Chris Matthews Hints Ryan's 'Very Nasty' Speech Was Directed to Racists

Minutes after Paul Ryan finished his RNC speech on Wednesday, MSNBC's Chris Matthews slammed the Republican vice presidential candidate for supposedly ignoring blacks during his "very constricted, very negative, very nasty speech," and suggested that he was directing the address to racists: "It's clear that Paul Ryan was talking to people who think about rights as something...produced by Thomas Jefferson, ignoring the people for whom the rights only came in the 1960s."

Matthews added that "for some reason, they never mentioned those things, because they're talking to people - let's be honest about this - who didn't feel – the benefit, at all, from those civil rights, and I think that's very important to point out." [audio available here; video below the jump]

After he gave Ryan's speech the "very nasty" label, the left-wing host sang the praises of Condoleeza Rice's speech, which came before Rep. Ryan's: "I thought Condoleezza Rice's speech was spectacular; it was thrilling; it was American....It was a complete smackdown to all the attacks on Barack Obama's past. I thought Condoleezza Rice was presidential tonight - wonderful, in fact - and this speech [from Ryan] was pretty much a canned political advertisement."

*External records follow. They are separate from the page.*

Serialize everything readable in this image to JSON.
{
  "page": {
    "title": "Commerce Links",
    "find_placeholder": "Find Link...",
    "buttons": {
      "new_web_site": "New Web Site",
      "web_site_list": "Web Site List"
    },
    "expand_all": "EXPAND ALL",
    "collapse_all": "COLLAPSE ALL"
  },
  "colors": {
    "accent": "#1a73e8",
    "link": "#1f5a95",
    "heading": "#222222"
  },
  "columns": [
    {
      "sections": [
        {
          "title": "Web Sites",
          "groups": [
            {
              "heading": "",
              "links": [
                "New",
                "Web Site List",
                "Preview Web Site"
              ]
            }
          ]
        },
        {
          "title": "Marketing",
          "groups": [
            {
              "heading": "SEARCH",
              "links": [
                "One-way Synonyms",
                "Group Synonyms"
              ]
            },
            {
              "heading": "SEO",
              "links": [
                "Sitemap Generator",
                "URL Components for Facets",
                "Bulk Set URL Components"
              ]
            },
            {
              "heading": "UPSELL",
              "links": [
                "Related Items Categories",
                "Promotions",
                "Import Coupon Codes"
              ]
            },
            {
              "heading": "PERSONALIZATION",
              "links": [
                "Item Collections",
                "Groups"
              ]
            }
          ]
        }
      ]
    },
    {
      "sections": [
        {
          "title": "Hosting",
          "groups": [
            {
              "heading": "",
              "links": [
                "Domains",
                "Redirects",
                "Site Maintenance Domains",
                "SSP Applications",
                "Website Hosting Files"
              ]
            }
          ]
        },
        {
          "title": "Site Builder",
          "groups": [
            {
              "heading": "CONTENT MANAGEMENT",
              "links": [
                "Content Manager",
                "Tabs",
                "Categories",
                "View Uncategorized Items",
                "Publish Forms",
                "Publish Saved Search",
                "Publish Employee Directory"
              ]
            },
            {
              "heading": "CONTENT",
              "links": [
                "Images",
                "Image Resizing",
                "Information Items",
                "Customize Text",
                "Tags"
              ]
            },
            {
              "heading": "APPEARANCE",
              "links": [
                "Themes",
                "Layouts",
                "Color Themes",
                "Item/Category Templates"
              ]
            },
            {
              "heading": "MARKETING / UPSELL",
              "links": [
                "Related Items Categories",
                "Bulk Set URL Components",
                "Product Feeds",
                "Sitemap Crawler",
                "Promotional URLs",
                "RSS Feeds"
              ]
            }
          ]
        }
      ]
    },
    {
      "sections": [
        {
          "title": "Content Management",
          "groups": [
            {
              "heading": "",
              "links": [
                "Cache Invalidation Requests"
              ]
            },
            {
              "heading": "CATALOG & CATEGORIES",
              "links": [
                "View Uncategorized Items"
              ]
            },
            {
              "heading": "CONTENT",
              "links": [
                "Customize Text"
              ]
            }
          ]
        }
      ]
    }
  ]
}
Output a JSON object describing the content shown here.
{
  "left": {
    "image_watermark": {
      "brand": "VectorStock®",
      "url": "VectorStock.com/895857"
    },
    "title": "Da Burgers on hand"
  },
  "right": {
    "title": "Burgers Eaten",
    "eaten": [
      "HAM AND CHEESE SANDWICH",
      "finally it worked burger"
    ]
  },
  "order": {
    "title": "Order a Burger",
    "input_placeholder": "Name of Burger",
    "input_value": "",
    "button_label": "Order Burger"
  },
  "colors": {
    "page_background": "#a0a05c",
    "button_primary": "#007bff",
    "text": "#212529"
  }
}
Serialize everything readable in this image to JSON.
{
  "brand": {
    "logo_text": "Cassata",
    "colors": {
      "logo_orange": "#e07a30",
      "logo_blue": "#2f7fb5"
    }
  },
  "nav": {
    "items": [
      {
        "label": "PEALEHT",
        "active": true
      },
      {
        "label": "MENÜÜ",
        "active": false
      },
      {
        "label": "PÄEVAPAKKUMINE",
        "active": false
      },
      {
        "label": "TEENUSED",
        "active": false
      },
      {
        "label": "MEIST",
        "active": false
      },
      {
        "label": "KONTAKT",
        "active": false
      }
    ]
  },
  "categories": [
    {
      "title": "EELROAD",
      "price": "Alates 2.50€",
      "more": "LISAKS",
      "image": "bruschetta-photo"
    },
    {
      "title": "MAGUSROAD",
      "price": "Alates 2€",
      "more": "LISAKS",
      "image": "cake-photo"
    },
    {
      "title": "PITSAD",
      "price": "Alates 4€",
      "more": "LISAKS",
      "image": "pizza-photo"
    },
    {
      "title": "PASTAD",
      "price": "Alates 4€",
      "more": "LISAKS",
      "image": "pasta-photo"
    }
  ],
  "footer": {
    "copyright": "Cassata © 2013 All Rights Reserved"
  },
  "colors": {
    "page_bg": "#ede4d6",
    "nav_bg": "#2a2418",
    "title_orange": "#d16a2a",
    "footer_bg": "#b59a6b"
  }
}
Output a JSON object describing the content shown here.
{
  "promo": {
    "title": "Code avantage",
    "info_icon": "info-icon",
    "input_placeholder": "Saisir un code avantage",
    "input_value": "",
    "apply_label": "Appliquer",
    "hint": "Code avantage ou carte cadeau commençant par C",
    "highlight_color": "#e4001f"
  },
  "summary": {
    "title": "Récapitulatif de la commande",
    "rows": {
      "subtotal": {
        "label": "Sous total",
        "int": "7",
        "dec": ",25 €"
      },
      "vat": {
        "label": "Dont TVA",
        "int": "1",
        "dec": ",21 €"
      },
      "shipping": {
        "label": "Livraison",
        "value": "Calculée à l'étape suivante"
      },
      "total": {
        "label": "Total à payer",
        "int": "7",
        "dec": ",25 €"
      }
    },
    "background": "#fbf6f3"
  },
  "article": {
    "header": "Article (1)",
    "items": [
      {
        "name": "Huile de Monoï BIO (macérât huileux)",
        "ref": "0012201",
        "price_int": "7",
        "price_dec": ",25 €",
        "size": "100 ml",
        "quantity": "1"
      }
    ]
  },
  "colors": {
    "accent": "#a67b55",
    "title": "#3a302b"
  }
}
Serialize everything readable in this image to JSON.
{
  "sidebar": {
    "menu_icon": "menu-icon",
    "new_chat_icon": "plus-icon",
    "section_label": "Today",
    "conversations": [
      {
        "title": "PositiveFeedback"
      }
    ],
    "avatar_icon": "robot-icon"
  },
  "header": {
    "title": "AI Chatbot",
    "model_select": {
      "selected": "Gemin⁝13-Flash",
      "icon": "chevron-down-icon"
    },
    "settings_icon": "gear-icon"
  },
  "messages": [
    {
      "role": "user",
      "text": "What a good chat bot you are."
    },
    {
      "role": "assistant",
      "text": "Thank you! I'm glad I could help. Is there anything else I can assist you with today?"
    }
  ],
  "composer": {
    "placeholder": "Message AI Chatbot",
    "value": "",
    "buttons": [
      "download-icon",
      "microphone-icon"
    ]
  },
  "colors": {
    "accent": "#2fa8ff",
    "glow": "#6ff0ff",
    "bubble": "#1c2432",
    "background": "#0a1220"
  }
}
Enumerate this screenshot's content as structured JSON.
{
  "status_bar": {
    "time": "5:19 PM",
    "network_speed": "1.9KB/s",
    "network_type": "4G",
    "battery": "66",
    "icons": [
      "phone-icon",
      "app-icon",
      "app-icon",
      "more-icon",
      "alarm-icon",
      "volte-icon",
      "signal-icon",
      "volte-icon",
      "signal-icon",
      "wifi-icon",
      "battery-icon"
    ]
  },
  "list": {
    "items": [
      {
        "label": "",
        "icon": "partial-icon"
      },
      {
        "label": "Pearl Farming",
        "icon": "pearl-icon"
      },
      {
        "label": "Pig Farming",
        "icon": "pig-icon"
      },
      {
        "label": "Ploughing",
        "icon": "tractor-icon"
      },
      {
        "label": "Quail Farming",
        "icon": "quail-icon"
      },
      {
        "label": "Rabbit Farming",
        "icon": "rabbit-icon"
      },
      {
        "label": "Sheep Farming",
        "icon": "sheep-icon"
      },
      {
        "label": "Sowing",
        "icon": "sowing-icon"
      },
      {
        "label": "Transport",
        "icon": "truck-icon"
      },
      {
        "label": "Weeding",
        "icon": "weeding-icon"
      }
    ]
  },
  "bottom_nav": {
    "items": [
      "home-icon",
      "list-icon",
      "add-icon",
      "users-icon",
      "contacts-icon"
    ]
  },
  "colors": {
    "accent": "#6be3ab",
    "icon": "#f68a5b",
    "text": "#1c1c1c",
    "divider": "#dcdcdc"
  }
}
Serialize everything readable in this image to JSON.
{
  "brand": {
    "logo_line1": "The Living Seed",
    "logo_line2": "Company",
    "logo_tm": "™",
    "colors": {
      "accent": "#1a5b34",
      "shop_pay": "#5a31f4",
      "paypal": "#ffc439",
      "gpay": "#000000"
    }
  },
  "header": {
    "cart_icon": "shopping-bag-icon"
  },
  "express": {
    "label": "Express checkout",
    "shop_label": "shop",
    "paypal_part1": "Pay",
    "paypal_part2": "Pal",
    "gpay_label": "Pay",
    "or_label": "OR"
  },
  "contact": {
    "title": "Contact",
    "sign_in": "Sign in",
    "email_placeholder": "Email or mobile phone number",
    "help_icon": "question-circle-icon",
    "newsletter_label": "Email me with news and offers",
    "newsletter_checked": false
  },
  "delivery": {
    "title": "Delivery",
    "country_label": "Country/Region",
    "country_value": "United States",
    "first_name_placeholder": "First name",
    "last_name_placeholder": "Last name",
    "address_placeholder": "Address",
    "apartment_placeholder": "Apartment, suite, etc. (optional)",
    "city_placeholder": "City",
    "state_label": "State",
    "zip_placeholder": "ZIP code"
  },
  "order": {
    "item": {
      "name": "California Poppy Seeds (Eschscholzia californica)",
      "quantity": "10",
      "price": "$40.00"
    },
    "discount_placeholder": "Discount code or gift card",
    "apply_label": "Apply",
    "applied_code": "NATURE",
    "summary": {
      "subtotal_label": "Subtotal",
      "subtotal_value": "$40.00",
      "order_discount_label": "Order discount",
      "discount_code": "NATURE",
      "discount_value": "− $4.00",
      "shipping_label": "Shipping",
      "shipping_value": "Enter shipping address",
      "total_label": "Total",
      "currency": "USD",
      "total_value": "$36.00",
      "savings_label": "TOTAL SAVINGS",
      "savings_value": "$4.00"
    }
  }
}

Several minutes later, he dropped his extended hint that the GOP vice presidential candidate was appealing to racists across the country. He then returned to complimenting former Secretary of State Rice: "She's a first-class American who thinks big and talks to the whole country, and I don't think Ryan spoke to the whole country tonight. In fact, a lot of these speakers have not, and it's obvious if you listen to their words."

It was the second night in a row that a MSNBC personality accused a major speaker at the Republican convention of ignoring a large segment of the population. On Tuesday, Lawrence O'Donnell blasted Ann Romney and accused her of disregarding women who have taken government assistance in their lives: "The one population that was specifically excluded from her discussion of women's struggles in this society was any woman who needed, at any point in her life, to rely on any form of government assistance...That population was completely ignored in this speech."

The transcript of the relevant portion of Chris Matthews's commentary on Condoleeza Rice's and Paul Ryan's speeches during MSNBC's 11 pm Eastern live coverage of the 2012 Republican National Convention:


11:04 pm EDT

MATTHEWS: I thought it was a very constricted, very negative, very nasty speech, that didn't have anywhere near the elevation of Condoleezza Rice's speech. I thought Condoleezza Rice's speech was spectacular; it was thrilling; it was American. It talked about the wonders of immigration - to Route 128 and the Silicon Valley and the brilliant people that come to this country to work and live; and talked about - it's not where you come from. It's where you're going. It was a complete smackdown to all the attacks on Barack Obama's past. I thought Condoleezza Rice was presidential tonight - wonderful, in fact - and this speech was pretty much a canned political advertisement, compared to Condoleezza Rice tonight.


11:13 pm EDT

Chris Matthews, MSNBC Host; Screen Cap From 29 August 2012 Live Coverage of Republican National Convention | NewsBusters.orgMATTHEWS: Rachel [Maddow], I think that you can always – the thing I always look for in these speeches is, who's the person on the podium up there – at the lectern, talking to? And I don't want to get too sectarian about this, but it's clear that Paul Ryan was talking to people who think about rights as something that were – produced by Thomas Jefferson, ignoring the people for whom the rights only came in the 1960s; no reference to the fact that a good portion of the country was denied those rights, especially the important right to vote, up until 1965. And it was given to them through a lot of effort and fighting between the two parties, and it became a bipartisan effort led by Lyndon Johnson, and, of course, Everett Dirksen of Illinois. But, for some reason, they never mentioned those things, because they're talking to people - let's be honest about this - who didn't feel – the benefit, at all, from those civil rights, and I think that's very important to point out.

Matthew Balan
Matthew Balan
Matthew Balan is a news analyst at Media Research Center